Rose isn’t quite as infectious as the film seems to think she is. She’s a bit annoying and frustrating, wildly irresponsible and unmotherly, stupid and ungrateful, selfish and spiky. She doesn’t do what’s expected of her – and that’s exactly what makes her so intriguing and inspiring. 

Of course, she’s written that way, a fully complex, self-doubting, funny female character created by Scottish scriptwriter Nicole Taylor, who also penned some of the songs with Buckley.
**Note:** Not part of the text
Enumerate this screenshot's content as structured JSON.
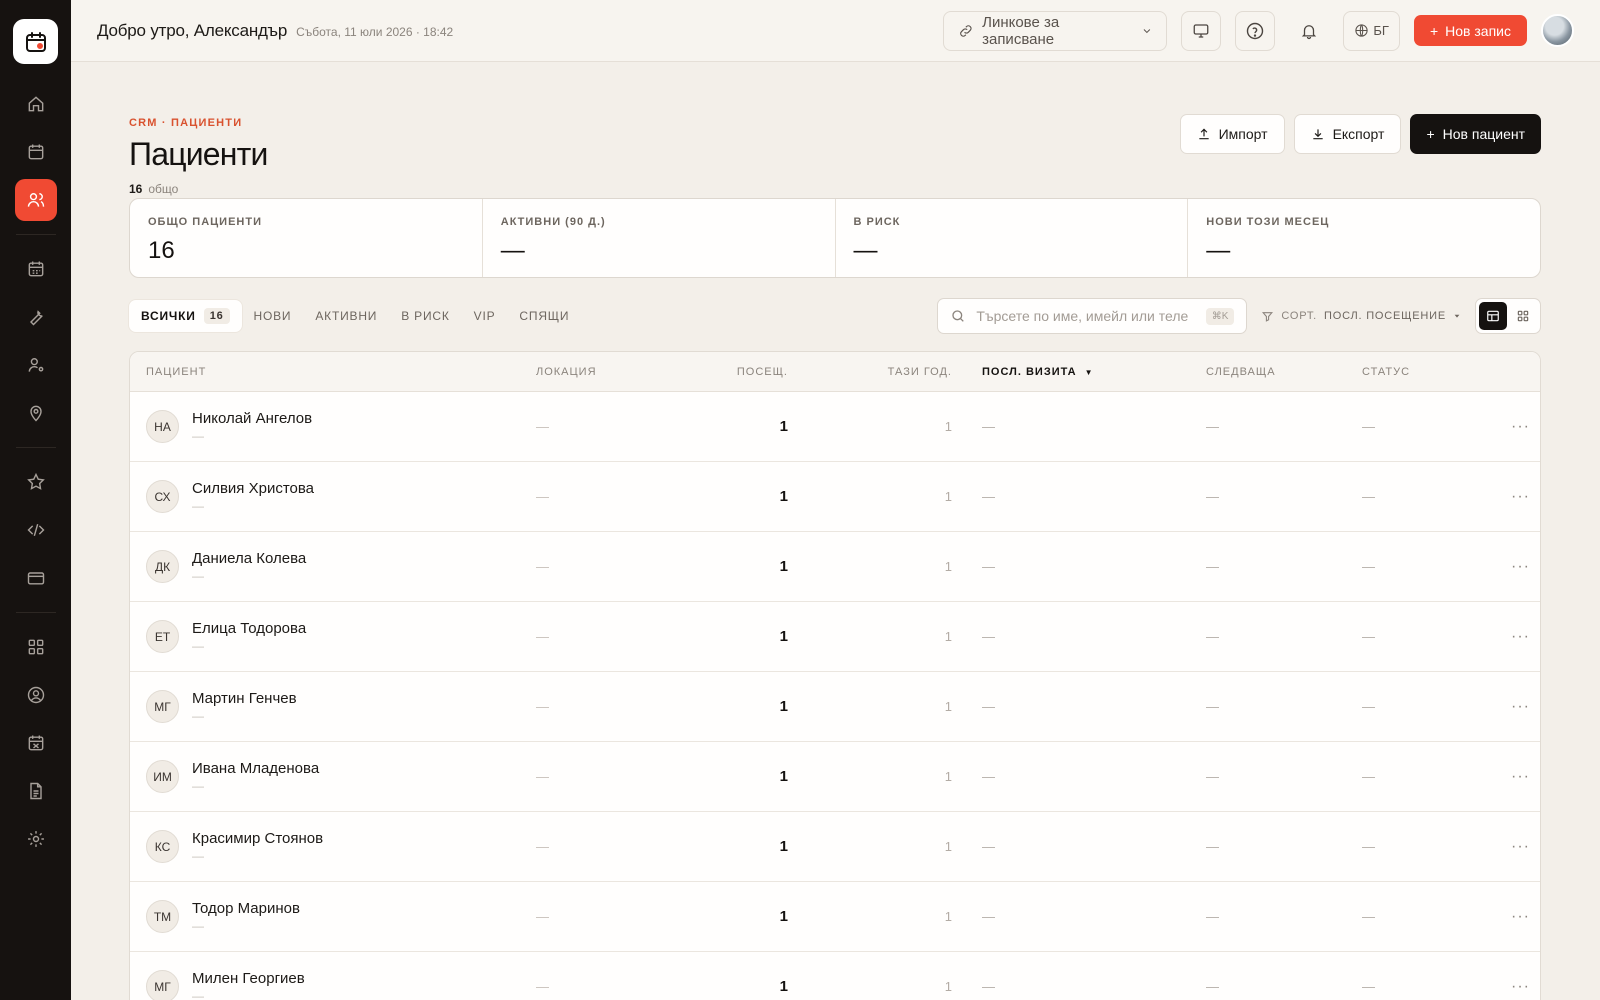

I sense a tension between the original character and a film (and its financiers) that ultimately wants to get you on your feet and win awards, which it may well do. It could be a hit soundtrack album, too, played by BBC Radio 2, which features in this movie as it does in the current Brit success Fisherman’s Friends. 

Isn’t that what country is all about: hardship, tears and tainted dreams? It’s all here in Wild Rose. Darn it, the Americans might even take her to their hearts – they love this ‘star is born’ stuff in Hollywood, and Buckley belts out the songs and the performance with admirable, crowd-pleasing, dream-reaching gusto. Go cheer her on.